We’ve previously written about the differences between waterjet and laser cutting in sheet metal. We use both, since waterjet is ideal for thicker materials and 3D printing by using a high-pressure stream of water. Thanks to new technology and new equipment, we are excited about the advancements in the laser cutting industry.
Here at Coco, we recently upgraded from a CO2 laser cutting machine to a state-of-the-art fiber laser from Amada, a Japanese manufacturer of metal processing equipment and machinery. This particular model, the Ensis 3015, uses fiber laser technology to process both thin and thick materials without a cutting lens change or manual setup. It allows for high-speed cutting in a more efficient manner.

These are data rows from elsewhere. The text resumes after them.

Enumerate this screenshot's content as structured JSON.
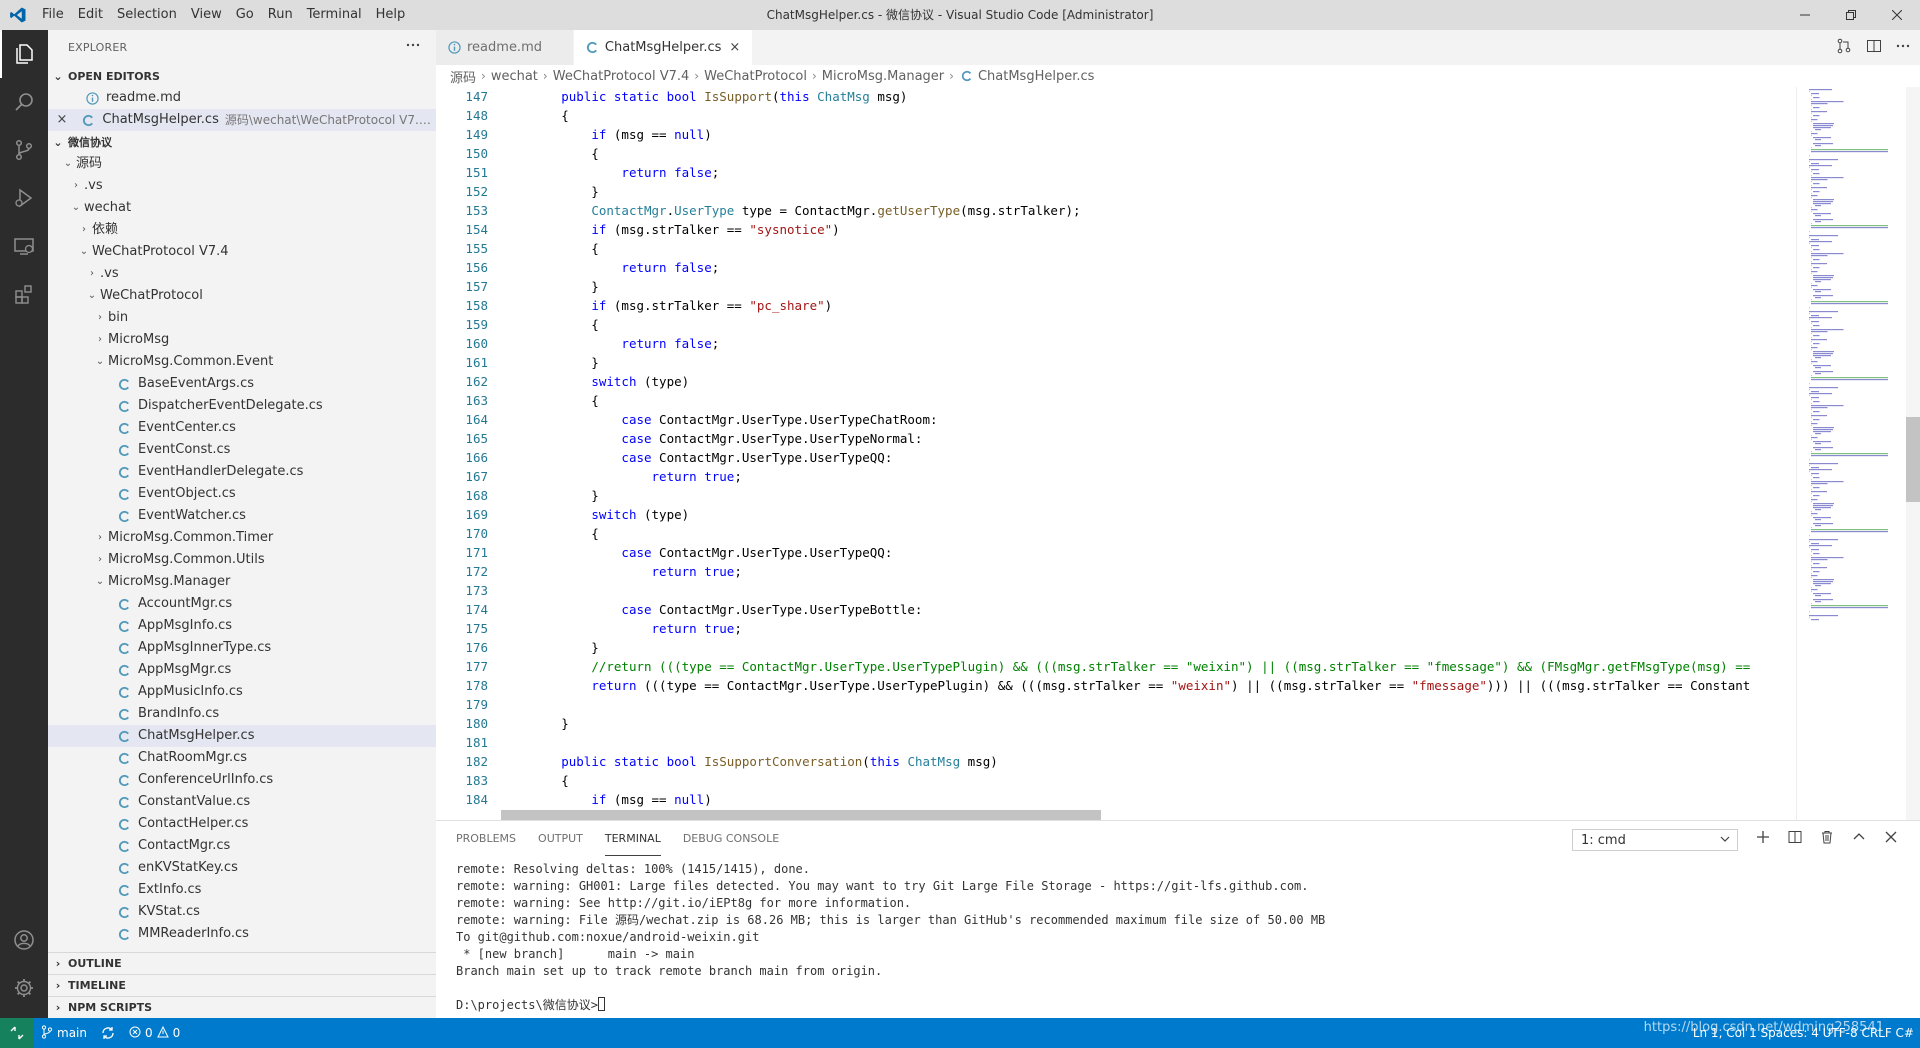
{
  "window": {
    "title": "ChatMsgHelper.cs - 微信协议 - Visual Studio Code [Administrator]",
    "menu": [
      "File",
      "Edit",
      "Selection",
      "View",
      "Go",
      "Run",
      "Terminal",
      "Help"
    ]
  },
  "colors": {
    "accent": "#007acc",
    "remote": "#16825d",
    "activity_bar": "#2c2c2c",
    "sidebar": "#f3f3f3"
  },
  "activity_bar": {
    "items": [
      "files-icon",
      "search-icon",
      "source-control-icon",
      "run-debug-icon",
      "remote-explorer-icon",
      "extensions-icon"
    ],
    "bottom": [
      "account-icon",
      "settings-gear-icon"
    ]
  },
  "sidebar": {
    "header": "EXPLORER",
    "open_editors": {
      "title": "OPEN EDITORS",
      "items": [
        {
          "name": "readme.md",
          "path": ""
        },
        {
          "name": "ChatMsgHelper.cs",
          "path": "源码\\wechat\\WeChatProtocol V7.4\\WeC..."
        }
      ]
    },
    "workspace": {
      "title": "微信协议",
      "tree": [
        {
          "label": "源码",
          "depth": 0,
          "type": "folder-open"
        },
        {
          "label": ".vs",
          "depth": 1,
          "type": "folder"
        },
        {
          "label": "wechat",
          "depth": 1,
          "type": "folder-open"
        },
        {
          "label": "依赖",
          "depth": 2,
          "type": "folder"
        },
        {
          "label": "WeChatProtocol V7.4",
          "depth": 2,
          "type": "folder-open"
        },
        {
          "label": ".vs",
          "depth": 3,
          "type": "folder"
        },
        {
          "label": "WeChatProtocol",
          "depth": 3,
          "type": "folder-open"
        },
        {
          "label": "bin",
          "depth": 4,
          "type": "folder"
        },
        {
          "label": "MicroMsg",
          "depth": 4,
          "type": "folder"
        },
        {
          "label": "MicroMsg.Common.Event",
          "depth": 4,
          "type": "folder-open"
        },
        {
          "label": "BaseEventArgs.cs",
          "depth": 5,
          "type": "cs"
        },
        {
          "label": "DispatcherEventDelegate.cs",
          "depth": 5,
          "type": "cs"
        },
        {
          "label": "EventCenter.cs",
          "depth": 5,
          "type": "cs"
        },
        {
          "label": "EventConst.cs",
          "depth": 5,
          "type": "cs"
        },
        {
          "label": "EventHandlerDelegate.cs",
          "depth": 5,
          "type": "cs"
        },
        {
          "label": "EventObject.cs",
          "depth": 5,
          "type": "cs"
        },
        {
          "label": "EventWatcher.cs",
          "depth": 5,
          "type": "cs"
        },
        {
          "label": "MicroMsg.Common.Timer",
          "depth": 4,
          "type": "folder"
        },
        {
          "label": "MicroMsg.Common.Utils",
          "depth": 4,
          "type": "folder"
        },
        {
          "label": "MicroMsg.Manager",
          "depth": 4,
          "type": "folder-open"
        },
        {
          "label": "AccountMgr.cs",
          "depth": 5,
          "type": "cs"
        },
        {
          "label": "AppMsgInfo.cs",
          "depth": 5,
          "type": "cs"
        },
        {
          "label": "AppMsgInnerType.cs",
          "depth": 5,
          "type": "cs"
        },
        {
          "label": "AppMsgMgr.cs",
          "depth": 5,
          "type": "cs"
        },
        {
          "label": "AppMusicInfo.cs",
          "depth": 5,
          "type": "cs"
        },
        {
          "label": "BrandInfo.cs",
          "depth": 5,
          "type": "cs"
        },
        {
          "label": "ChatMsgHelper.cs",
          "depth": 5,
          "type": "cs",
          "selected": true
        },
        {
          "label": "ChatRoomMgr.cs",
          "depth": 5,
          "type": "cs"
        },
        {
          "label": "ConferenceUrlInfo.cs",
          "depth": 5,
          "type": "cs"
        },
        {
          "label": "ConstantValue.cs",
          "depth": 5,
          "type": "cs"
        },
        {
          "label": "ContactHelper.cs",
          "depth": 5,
          "type": "cs"
        },
        {
          "label": "ContactMgr.cs",
          "depth": 5,
          "type": "cs"
        },
        {
          "label": "enKVStatKey.cs",
          "depth": 5,
          "type": "cs"
        },
        {
          "label": "ExtInfo.cs",
          "depth": 5,
          "type": "cs"
        },
        {
          "label": "KVStat.cs",
          "depth": 5,
          "type": "cs"
        },
        {
          "label": "MMReaderInfo.cs",
          "depth": 5,
          "type": "cs"
        }
      ]
    },
    "sections": [
      "OUTLINE",
      "TIMELINE",
      "NPM SCRIPTS"
    ]
  },
  "editor": {
    "tabs": [
      {
        "label": "readme.md",
        "active": false
      },
      {
        "label": "ChatMsgHelper.cs",
        "active": true
      }
    ],
    "breadcrumb": [
      "源码",
      "wechat",
      "WeChatProtocol V7.4",
      "WeChatProtocol",
      "MicroMsg.Manager",
      "ChatMsgHelper.cs"
    ],
    "first_line_number": 147,
    "lines": [
      "        public static bool IsSupport(this ChatMsg msg)",
      "        {",
      "            if (msg == null)",
      "            {",
      "                return false;",
      "            }",
      "            ContactMgr.UserType type = ContactMgr.getUserType(msg.strTalker);",
      "            if (msg.strTalker == \"sysnotice\")",
      "            {",
      "                return false;",
      "            }",
      "            if (msg.strTalker == \"pc_share\")",
      "            {",
      "                return false;",
      "            }",
      "            switch (type)",
      "            {",
      "                case ContactMgr.UserType.UserTypeChatRoom:",
      "                case ContactMgr.UserType.UserTypeNormal:",
      "                case ContactMgr.UserType.UserTypeQQ:",
      "                    return true;",
      "            }",
      "            switch (type)",
      "            {",
      "                case ContactMgr.UserType.UserTypeQQ:",
      "                    return true;",
      "",
      "                case ContactMgr.UserType.UserTypeBottle:",
      "                    return true;",
      "            }",
      "            //return (((type == ContactMgr.UserType.UserTypePlugin) && (((msg.strTalker == \"weixin\") || ((msg.strTalker == \"fmessage\") && (FMsgMgr.getFMsgType(msg) ==",
      "            return (((type == ContactMgr.UserType.UserTypePlugin) && (((msg.strTalker == \"weixin\") || ((msg.strTalker == \"fmessage\"))) || (((msg.strTalker == Constant",
      "",
      "        }",
      "",
      "        public static bool IsSupportConversation(this ChatMsg msg)",
      "        {",
      "            if (msg == null)"
    ]
  },
  "panel": {
    "tabs": [
      "PROBLEMS",
      "OUTPUT",
      "TERMINAL",
      "DEBUG CONSOLE"
    ],
    "active_tab": "TERMINAL",
    "terminal_select": "1: cmd",
    "terminal_lines": [
      "remote: Resolving deltas: 100% (1415/1415), done.",
      "remote: warning: GH001: Large files detected. You may want to try Git Large File Storage - https://git-lfs.github.com.",
      "remote: warning: See http://git.io/iEPt8g for more information.",
      "remote: warning: File 源码/wechat.zip is 68.26 MB; this is larger than GitHub's recommended maximum file size of 50.00 MB",
      "To git@github.com:noxue/android-weixin.git",
      " * [new branch]      main -> main",
      "Branch main set up to track remote branch main from origin.",
      "",
      "D:\\projects\\微信协议>"
    ]
  },
  "statusbar": {
    "branch": "main",
    "errors": "0",
    "warnings": "0",
    "right": "Ln 1, Col 1   Spaces: 4   UTF-8   CRLF   C#",
    "watermark": "https://blog.csdn.net/wdming258541"
  }
}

We first start the design process with an AutoCAD file. Having a good, clean file that is full scale with no overlapping lines or unconnected endpoints is part of the battle to get it to run smoothly. There is an additional offline software that programs the CAD file to create the G-Code in order run the machine. Nozzle changes, cleaning, and the Z-Axis calibrating are done automatically. We also have many new features such as flash cutting that can be used. The machine’s computer is as intuitive as a giant smartphone as a way to assist the operator.
Why is this important and why does it matter? We can operate the machine for long production runs thanks to the automated technology. The result is a quality product at a high speed that is energy efficient. We can use the fiber laser for things such as steel, copper, brass or titanium.
The Ensis 3015 processes thin materials up to four times faster than a CO2 laser and has the ability to cut up to 1-inch thick mild steel.
This technology consists of a Variable Beach Control Unit that automatically adjusts the laser beam mode based on the cut condition selected on the machine control. Users can process a wide range of material thicknesses without exchanging the nozzle, cutting lens or any additional machine setup. Amada Fiber lasers don’t require laser gas mix or mirrors to generate the beam. Individual modules combine to send a single fiber laser directly to the cutting head. This reduction in modules is faster and more efficient.
A four-station nozzle changer cleans the nozzle and selects and calibrates a new nozzle in less than a minute. The laser head features a water assisted system, which cools down and reduces heat in thick parts of the metal.
There was a time earlier this decade when CO2 lasers dominated the market. In fact, Engineer.com reported Amada’s fiber lasers were just 5-10% of sales in 2010. Compare that to more than 90% in 2017, and the movement away from CO2 is apparent.
When comparing fiber laser vs. CO2 laser, it’s not so much about CO2’s limitations as it is about the benefits associated with fiber machines. The cost effectiveness, efficiency and precision with thin materials are key factors. A fiber laser is an estimated 100 times greater and converts 70-80% of the power. There aren’t mirrors or lens to constantly adjust. Everything with fiber is automated. CO2 still holds its place, as it works well with thicker materials, can provide a smoother finish and performs faster when cutting in a straight line. But they are sensitive and can require more maintenance. Plus, the older age makes it less energy efficient.
Ready to start a custom project that involves laser cutting or any of our other services? We can help. Contact us at 631.482.9449 or email@example.com. If you’re in need of some inspiration, feel free to take a look at our extensive Grille and Metalwork catalogue.